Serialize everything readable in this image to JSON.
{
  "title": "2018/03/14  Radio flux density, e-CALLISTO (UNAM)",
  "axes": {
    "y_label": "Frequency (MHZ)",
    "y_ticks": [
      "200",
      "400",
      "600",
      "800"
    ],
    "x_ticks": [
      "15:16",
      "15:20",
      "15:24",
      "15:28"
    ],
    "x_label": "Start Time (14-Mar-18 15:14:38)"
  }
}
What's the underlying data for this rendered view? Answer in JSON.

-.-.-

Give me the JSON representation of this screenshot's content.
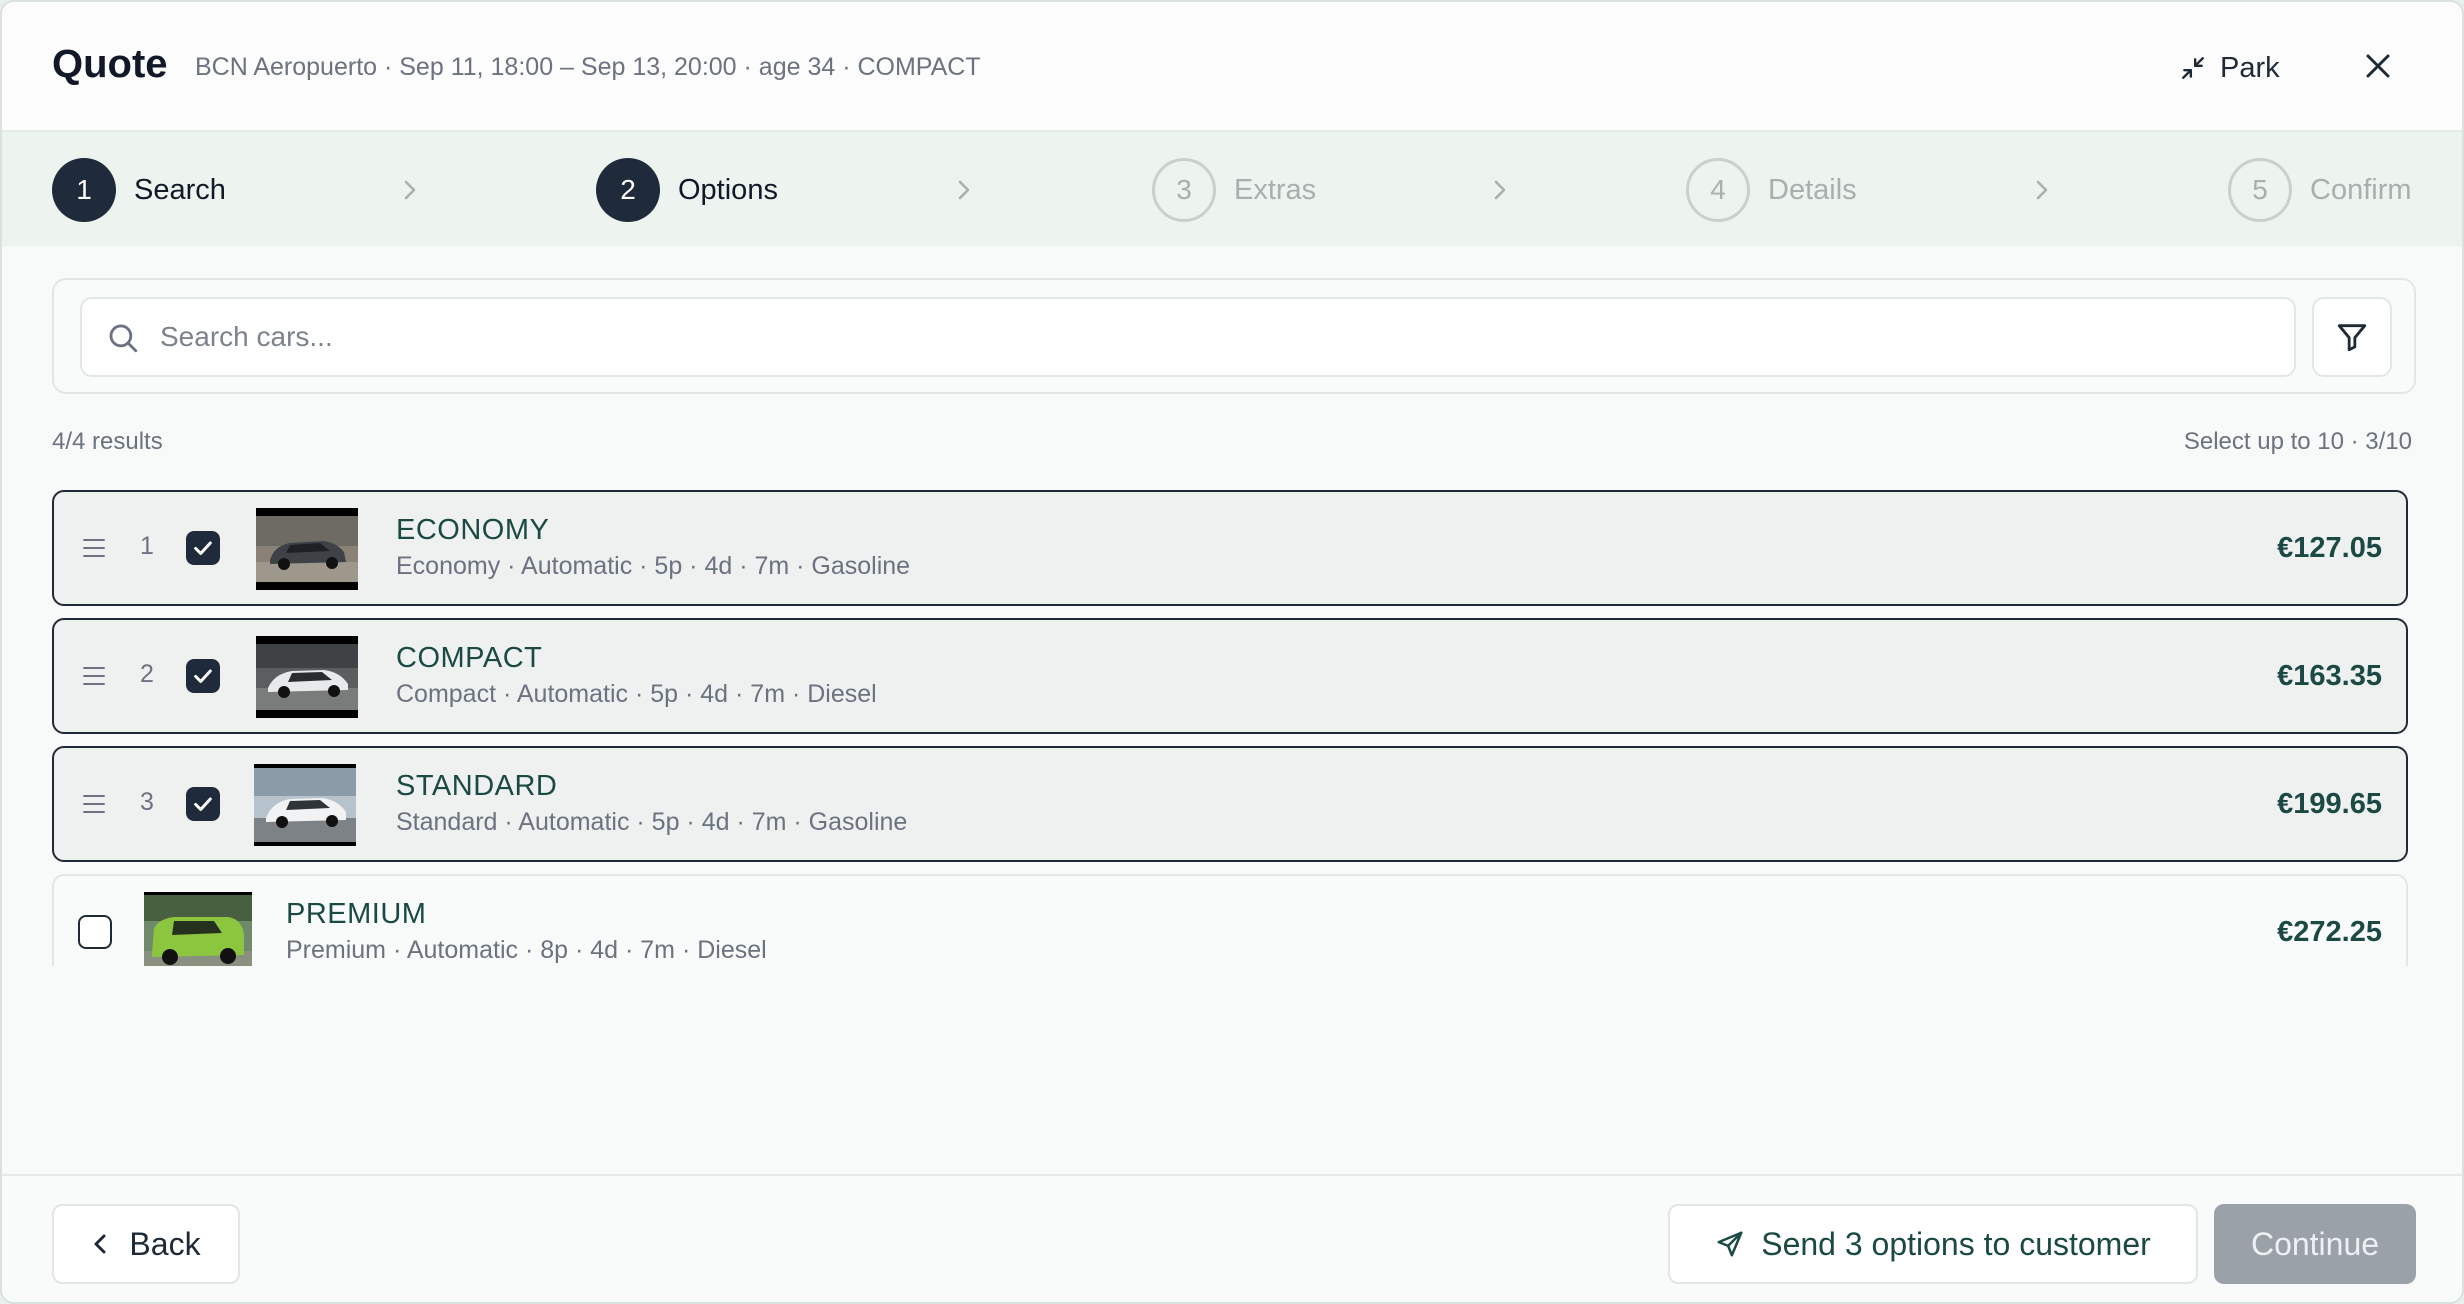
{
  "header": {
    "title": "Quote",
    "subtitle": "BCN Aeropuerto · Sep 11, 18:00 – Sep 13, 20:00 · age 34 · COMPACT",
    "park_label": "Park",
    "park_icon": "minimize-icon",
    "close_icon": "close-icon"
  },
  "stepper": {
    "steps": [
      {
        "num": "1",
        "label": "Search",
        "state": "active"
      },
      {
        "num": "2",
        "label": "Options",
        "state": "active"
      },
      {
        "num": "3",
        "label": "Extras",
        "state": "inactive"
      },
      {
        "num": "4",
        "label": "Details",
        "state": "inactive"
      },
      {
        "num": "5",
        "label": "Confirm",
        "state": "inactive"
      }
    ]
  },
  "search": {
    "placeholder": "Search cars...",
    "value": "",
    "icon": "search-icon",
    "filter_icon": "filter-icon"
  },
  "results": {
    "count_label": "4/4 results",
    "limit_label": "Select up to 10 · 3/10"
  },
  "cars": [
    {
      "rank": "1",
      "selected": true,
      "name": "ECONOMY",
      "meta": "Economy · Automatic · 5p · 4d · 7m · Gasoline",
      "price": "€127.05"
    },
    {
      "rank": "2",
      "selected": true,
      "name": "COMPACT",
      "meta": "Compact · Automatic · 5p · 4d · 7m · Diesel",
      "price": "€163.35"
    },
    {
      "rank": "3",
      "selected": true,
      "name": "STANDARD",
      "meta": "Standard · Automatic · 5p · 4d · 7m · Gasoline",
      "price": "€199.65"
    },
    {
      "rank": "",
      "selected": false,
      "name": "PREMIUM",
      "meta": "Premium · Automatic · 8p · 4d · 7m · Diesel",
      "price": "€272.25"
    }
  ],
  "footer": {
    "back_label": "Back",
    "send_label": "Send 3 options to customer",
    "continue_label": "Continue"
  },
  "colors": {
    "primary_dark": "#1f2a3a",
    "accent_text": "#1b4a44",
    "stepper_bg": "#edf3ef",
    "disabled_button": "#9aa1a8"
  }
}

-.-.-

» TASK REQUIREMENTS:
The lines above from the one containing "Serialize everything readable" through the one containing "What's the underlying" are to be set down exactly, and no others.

» EXERCISE RESULT:
Serialize everything readable in this image to JSON.
{
  "title": "2018/03/14  Radio flux density, e-CALLISTO (UNAM)",
  "axes": {
    "y_label": "Frequency (MHZ)",
    "y_ticks": [
      "200",
      "400",
      "600",
      "800"
    ],
    "x_ticks": [
      "15:16",
      "15:20",
      "15:24",
      "15:28"
    ],
    "x_label": "Start Time (14-Mar-18 15:14:38)"
  }
}
What's the underlying data for this rendered view? Answer in JSON.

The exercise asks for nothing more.